What to do:
Retrieve all lines below that have the string "structured".

** Opening Records supplied block **

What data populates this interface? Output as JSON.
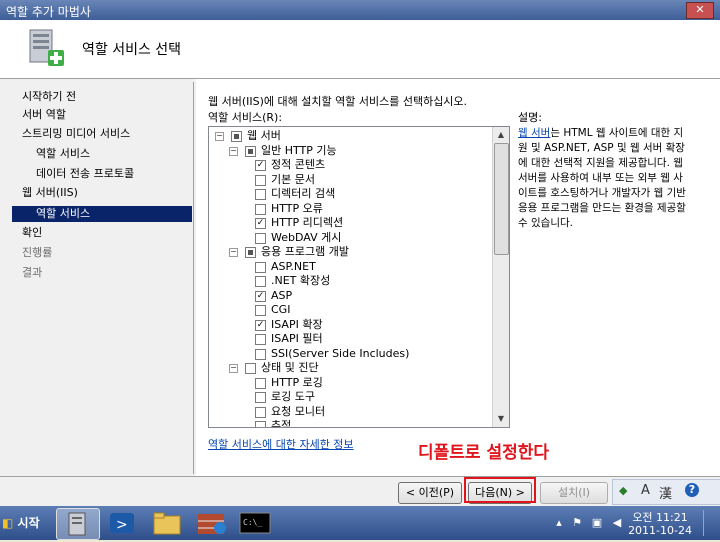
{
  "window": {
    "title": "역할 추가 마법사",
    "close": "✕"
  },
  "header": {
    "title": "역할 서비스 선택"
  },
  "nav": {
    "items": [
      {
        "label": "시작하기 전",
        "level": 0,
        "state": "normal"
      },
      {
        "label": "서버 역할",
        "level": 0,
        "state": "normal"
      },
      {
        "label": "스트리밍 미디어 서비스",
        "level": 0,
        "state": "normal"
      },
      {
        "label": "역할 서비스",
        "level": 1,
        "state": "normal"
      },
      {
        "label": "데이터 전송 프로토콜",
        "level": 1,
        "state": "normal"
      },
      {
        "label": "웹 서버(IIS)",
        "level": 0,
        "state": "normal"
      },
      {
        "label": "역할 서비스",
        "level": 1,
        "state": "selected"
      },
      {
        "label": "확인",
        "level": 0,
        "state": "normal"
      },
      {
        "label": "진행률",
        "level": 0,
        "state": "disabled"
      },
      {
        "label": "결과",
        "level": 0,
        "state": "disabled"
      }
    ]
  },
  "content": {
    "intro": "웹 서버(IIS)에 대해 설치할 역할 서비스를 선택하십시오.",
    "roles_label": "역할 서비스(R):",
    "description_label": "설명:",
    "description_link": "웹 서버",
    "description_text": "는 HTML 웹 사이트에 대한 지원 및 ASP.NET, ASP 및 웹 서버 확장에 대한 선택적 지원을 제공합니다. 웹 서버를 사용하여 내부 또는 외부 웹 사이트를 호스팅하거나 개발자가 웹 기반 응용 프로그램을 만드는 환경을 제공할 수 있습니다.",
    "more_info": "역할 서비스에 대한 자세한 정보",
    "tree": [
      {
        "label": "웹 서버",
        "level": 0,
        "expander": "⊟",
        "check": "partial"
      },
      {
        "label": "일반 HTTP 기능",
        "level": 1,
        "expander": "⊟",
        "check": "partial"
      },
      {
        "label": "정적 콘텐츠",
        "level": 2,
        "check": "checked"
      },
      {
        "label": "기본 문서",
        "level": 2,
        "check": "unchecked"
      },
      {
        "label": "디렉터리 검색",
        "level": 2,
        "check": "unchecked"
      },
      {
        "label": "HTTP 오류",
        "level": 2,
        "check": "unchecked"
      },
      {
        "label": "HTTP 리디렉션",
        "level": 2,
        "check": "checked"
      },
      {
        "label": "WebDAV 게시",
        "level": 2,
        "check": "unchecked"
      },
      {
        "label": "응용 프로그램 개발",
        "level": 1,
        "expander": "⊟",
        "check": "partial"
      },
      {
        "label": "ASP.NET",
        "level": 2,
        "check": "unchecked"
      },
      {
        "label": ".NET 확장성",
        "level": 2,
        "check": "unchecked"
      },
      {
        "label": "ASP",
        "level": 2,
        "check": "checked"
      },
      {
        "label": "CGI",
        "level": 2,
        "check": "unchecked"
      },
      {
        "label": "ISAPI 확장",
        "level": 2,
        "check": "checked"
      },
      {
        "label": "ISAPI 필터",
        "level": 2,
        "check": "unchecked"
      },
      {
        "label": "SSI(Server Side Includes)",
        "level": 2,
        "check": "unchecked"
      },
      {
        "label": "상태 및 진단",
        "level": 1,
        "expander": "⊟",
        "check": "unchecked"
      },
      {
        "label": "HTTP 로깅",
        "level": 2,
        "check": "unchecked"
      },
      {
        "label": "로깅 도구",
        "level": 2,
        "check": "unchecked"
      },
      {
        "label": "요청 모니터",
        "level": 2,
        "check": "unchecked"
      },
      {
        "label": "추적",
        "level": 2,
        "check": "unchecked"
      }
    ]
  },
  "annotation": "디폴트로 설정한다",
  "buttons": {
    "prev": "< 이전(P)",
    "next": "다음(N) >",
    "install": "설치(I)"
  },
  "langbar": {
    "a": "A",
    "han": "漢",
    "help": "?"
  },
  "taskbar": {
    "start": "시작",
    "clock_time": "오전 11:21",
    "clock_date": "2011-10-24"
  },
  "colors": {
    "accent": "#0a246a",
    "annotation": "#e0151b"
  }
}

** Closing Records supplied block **
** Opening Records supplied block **

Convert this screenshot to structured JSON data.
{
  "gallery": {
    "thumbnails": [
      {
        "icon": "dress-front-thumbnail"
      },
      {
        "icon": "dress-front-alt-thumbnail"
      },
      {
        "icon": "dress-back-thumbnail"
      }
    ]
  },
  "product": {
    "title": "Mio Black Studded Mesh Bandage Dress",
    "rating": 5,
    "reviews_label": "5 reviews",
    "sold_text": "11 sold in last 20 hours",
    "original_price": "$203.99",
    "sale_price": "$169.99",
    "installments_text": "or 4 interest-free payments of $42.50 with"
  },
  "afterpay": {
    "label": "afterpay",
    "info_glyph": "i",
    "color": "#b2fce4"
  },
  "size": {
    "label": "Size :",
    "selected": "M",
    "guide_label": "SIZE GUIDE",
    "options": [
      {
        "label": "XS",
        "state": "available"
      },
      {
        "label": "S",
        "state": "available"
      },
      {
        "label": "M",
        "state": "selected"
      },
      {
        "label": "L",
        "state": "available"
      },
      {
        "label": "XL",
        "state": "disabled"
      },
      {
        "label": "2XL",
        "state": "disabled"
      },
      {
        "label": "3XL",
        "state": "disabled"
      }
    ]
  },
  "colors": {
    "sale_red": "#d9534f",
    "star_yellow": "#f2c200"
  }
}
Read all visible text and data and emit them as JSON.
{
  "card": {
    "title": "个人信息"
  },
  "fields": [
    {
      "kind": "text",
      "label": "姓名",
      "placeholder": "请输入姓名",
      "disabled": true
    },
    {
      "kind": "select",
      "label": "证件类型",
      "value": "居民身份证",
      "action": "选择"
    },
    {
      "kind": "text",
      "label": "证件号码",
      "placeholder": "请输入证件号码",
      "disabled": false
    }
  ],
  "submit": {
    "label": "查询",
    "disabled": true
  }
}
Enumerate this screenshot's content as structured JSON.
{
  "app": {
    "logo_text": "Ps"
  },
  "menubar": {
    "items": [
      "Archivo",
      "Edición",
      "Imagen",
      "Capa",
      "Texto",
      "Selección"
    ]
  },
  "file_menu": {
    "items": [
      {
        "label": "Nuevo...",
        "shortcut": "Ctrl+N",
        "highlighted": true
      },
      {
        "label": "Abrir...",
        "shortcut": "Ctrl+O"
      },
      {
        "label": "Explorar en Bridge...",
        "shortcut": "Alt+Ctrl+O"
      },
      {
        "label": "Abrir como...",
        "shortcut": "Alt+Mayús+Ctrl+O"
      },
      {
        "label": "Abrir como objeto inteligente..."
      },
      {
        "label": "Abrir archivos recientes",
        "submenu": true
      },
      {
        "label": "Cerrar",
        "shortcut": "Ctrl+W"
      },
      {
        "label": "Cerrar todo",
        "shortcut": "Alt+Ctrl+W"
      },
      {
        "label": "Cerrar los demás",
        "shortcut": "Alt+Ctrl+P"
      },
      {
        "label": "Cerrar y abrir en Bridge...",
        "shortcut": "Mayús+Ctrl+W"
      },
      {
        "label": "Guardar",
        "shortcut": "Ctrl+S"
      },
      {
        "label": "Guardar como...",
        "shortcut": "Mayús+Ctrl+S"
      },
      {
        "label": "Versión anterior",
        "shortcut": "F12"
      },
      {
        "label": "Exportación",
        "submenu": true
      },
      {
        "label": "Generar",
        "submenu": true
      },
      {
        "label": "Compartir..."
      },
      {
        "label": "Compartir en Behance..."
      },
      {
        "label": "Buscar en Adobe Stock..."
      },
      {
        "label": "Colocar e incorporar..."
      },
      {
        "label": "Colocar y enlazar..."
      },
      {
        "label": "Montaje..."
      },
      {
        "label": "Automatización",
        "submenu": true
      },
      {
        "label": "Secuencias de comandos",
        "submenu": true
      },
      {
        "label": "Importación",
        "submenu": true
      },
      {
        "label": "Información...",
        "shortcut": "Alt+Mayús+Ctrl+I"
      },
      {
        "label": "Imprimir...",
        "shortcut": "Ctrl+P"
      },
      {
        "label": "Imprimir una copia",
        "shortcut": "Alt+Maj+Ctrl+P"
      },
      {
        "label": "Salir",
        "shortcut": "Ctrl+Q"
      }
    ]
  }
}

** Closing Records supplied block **

Solution to this exercise:
Convert this screenshot to structured JSON data.
Enumerate this screenshot's content as structured JSON.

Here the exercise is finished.